“There are no dates yet for the negotiation mission to return to Budapest,” the IMF’s representative in Hungary, Iryna Ivaschenko, told Reuters news agency.
“As we stated before, we believe that the focus of fiscal adjustment should be on achieving a more balanced consolidation, shifting away from ad hoc tax measures,” Ivaschenko said.
She added that this would help reduce the budget deficit in a sustainable manner and, when combined with structural reforms, generate higher growth. “Several of the measures announced last week are not aligned with these objectives,” Ivaschenko said.
Mihaly Varga, the government’s chief negotiator in talks, said on Friday that an agreement with the IMF was possible, but on grounds that Washington and Brussels accept the government had “its own concept, its own programme.”
Varga dismissed press reports earlier in the day that talks with international lenders had broken down.
The Fiscal Council’s head Arpad Kovacs said earlier in the week that Hungary must strike a deal with the IMF/EU to manage public debt. Potential savings on the cost of financing with an IMF loan were in the hundreds of billions of forints, he said.
London-based analysts said though the IMF did not like the Hungarian government’s recent measures, especially the extension of the bank tax and the doubling of a financial transactions tax next year, a deal was still likely in the first quarter of 2013.

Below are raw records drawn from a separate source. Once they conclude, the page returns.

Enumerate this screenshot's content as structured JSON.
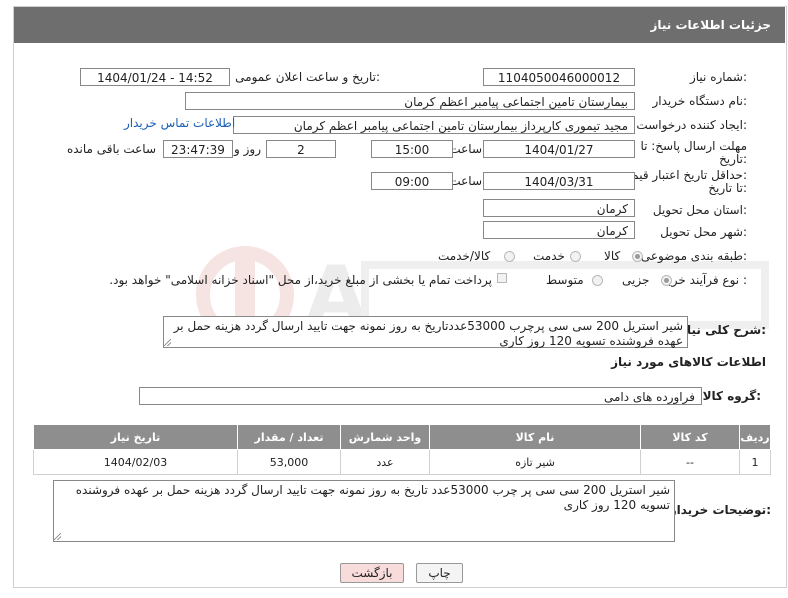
{
  "header": {
    "title": "جزئیات اطلاعات نیاز"
  },
  "form": {
    "need_number_label": "شماره نیاز:",
    "need_number": "1104050046000012",
    "announce_label": "تاریخ و ساعت اعلان عمومی:",
    "announce_value": "1404/01/24 - 14:52",
    "buyer_org_label": "نام دستگاه خریدار:",
    "buyer_org": "بیمارستان تامین اجتماعی پیامبر اعظم کرمان",
    "requester_label": "ایجاد کننده درخواست:",
    "requester": "مجید تیموری کارپرداز بیمارستان تامین اجتماعی پیامبر اعظم کرمان",
    "contact_link": "اطلاعات تماس خریدار",
    "reply_deadline_label_1": "مهلت ارسال پاسخ: تا",
    "reply_deadline_label_2": "تاریخ:",
    "reply_date": "1404/01/27",
    "time_label": "ساعت",
    "reply_time": "15:00",
    "days_value": "2",
    "days_label": "روز و",
    "remaining_time": "23:47:39",
    "remaining_label": "ساعت باقی مانده",
    "price_validity_label_1": "حداقل تاریخ اعتبار قیمت:",
    "price_validity_label_2": "تا تاریخ:",
    "price_date": "1404/03/31",
    "price_time": "09:00",
    "province_label": "استان محل تحویل:",
    "province": "کرمان",
    "city_label": "شهر محل تحویل:",
    "city": "کرمان",
    "category_label": "طبقه بندی موضوعی:",
    "category_options": [
      "کالا",
      "خدمت",
      "کالا/خدمت"
    ],
    "process_label": "نوع فرآیند خرید :",
    "process_options": [
      "جزیی",
      "متوسط"
    ],
    "payment_note": "پرداخت تمام یا بخشی از مبلغ خرید،از محل \"اسناد خزانه اسلامی\" خواهد بود.",
    "description_label": "شرح کلی نیاز:",
    "description": "شیر استریل 200 سی سی پرچرب 53000عددتاریخ به روز نمونه جهت تایید ارسال گردد هزینه حمل بر عهده فروشنده تسویه 120 روز کاری"
  },
  "goods": {
    "section_title": "اطلاعات کالاهای مورد نیاز",
    "group_label": "گروه کالا:",
    "group_value": "فراورده های دامی",
    "columns": [
      "ردیف",
      "کد کالا",
      "نام کالا",
      "واحد شمارش",
      "تعداد / مقدار",
      "تاریخ نیاز"
    ],
    "rows": [
      [
        "1",
        "--",
        "شیر تازه",
        "عدد",
        "53,000",
        "1404/02/03"
      ]
    ]
  },
  "buyer_notes": {
    "label": "توضیحات خریدار:",
    "text": "شیر استریل 200 سی سی پر چرب 53000عدد تاریخ به روز نمونه جهت تایید ارسال گردد هزینه حمل بر عهده فروشنده تسویه 120 روز کاری"
  },
  "buttons": {
    "print": "چاپ",
    "back": "بازگشت"
  },
  "colors": {
    "title_bar": "#6e6e6e",
    "table_header": "#8e8e8e",
    "link": "#1a5fb4",
    "back_button": "#f8dcdc"
  }
}
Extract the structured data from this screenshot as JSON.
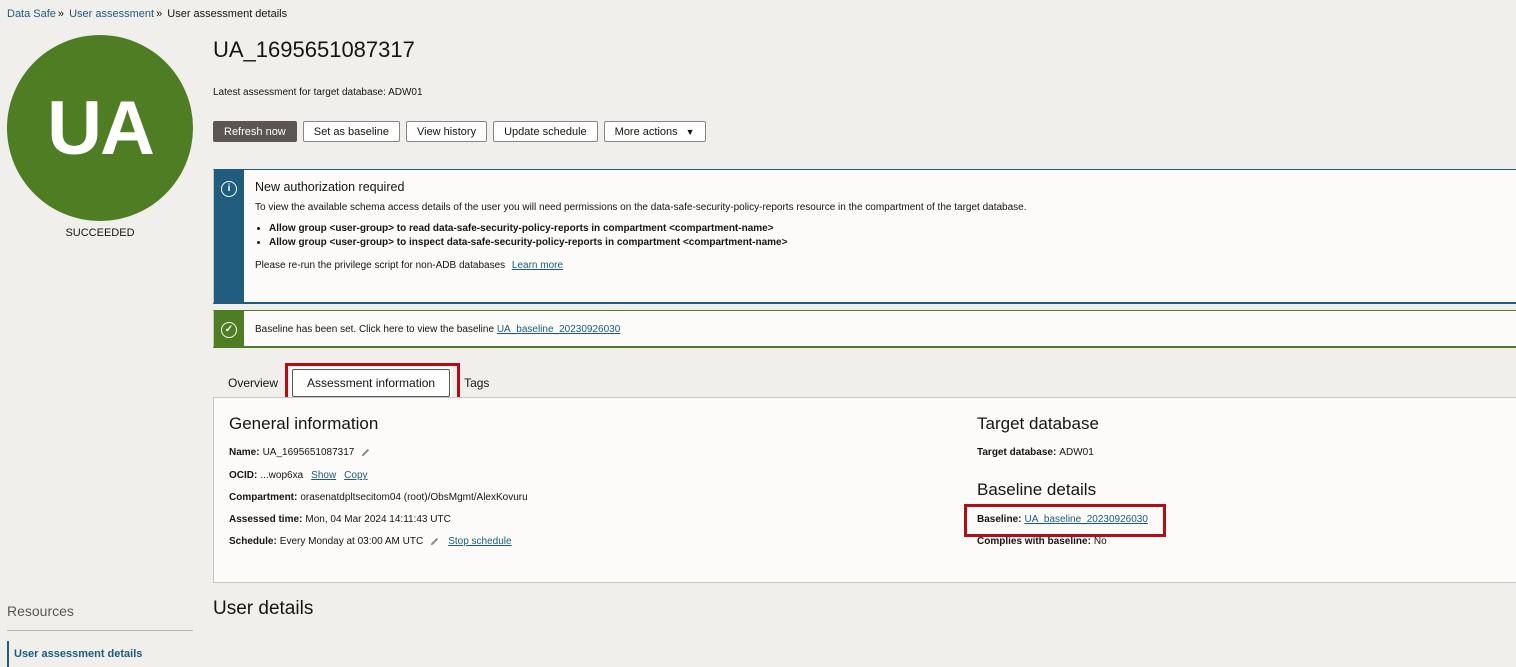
{
  "breadcrumb": {
    "items": [
      "Data Safe",
      "User assessment",
      "User assessment details"
    ],
    "separator": "»"
  },
  "avatar": {
    "initials": "UA",
    "status": "SUCCEEDED",
    "color": "#4f7d23"
  },
  "header": {
    "title": "UA_1695651087317",
    "subtitle": "Latest assessment for target database: ADW01"
  },
  "actions": {
    "refresh": "Refresh now",
    "set_baseline": "Set as baseline",
    "view_history": "View history",
    "update_schedule": "Update schedule",
    "more_actions": "More actions"
  },
  "info_notice": {
    "title": "New authorization required",
    "text": "To view the available schema access details of the user you will need permissions on the data-safe-security-policy-reports resource in the compartment of the target database.",
    "bullets": [
      "Allow group <user-group> to read data-safe-security-policy-reports in compartment <compartment-name>",
      "Allow group <user-group> to inspect data-safe-security-policy-reports in compartment <compartment-name>"
    ],
    "footer": "Please re-run the privilege script for non-ADB databases",
    "learn_more": "Learn more",
    "color": "#1f5c7e"
  },
  "success_notice": {
    "text": "Baseline has been set. Click here to view the baseline",
    "link": "UA_baseline_20230926030",
    "color": "#4f7d23"
  },
  "tabs": [
    {
      "label": "Overview"
    },
    {
      "label": "Assessment information",
      "active": true
    },
    {
      "label": "Tags"
    }
  ],
  "general": {
    "title": "General information",
    "name_key": "Name:",
    "name_val": "UA_1695651087317",
    "ocid_key": "OCID:",
    "ocid_val": "...wop6xa",
    "ocid_show": "Show",
    "ocid_copy": "Copy",
    "compartment_key": "Compartment:",
    "compartment_val": "orasenatdpltsecitom04 (root)/ObsMgmt/AlexKovuru",
    "assessed_key": "Assessed time:",
    "assessed_val": "Mon, 04 Mar 2024 14:11:43 UTC",
    "schedule_key": "Schedule:",
    "schedule_val": "Every Monday at 03:00 AM UTC",
    "stop_schedule": "Stop schedule"
  },
  "target": {
    "title": "Target database",
    "key": "Target database:",
    "val": "ADW01"
  },
  "baseline": {
    "title": "Baseline details",
    "key": "Baseline:",
    "val": "UA_baseline_20230926030",
    "complies_key": "Complies with baseline:",
    "complies_val": "No"
  },
  "user_details": {
    "title": "User details"
  },
  "resources": {
    "title": "Resources",
    "items": [
      "User assessment details"
    ]
  },
  "highlight_color": "#b50d15"
}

The economy minister announced fiscal adjustments worth over 700 billion forints (EUR 2.5bn) this month in order to keep to agreed deficit targets, which critics say could stifle growth.
Hungary is seeking a 15-billion-euro precautionary credit line from the IMF.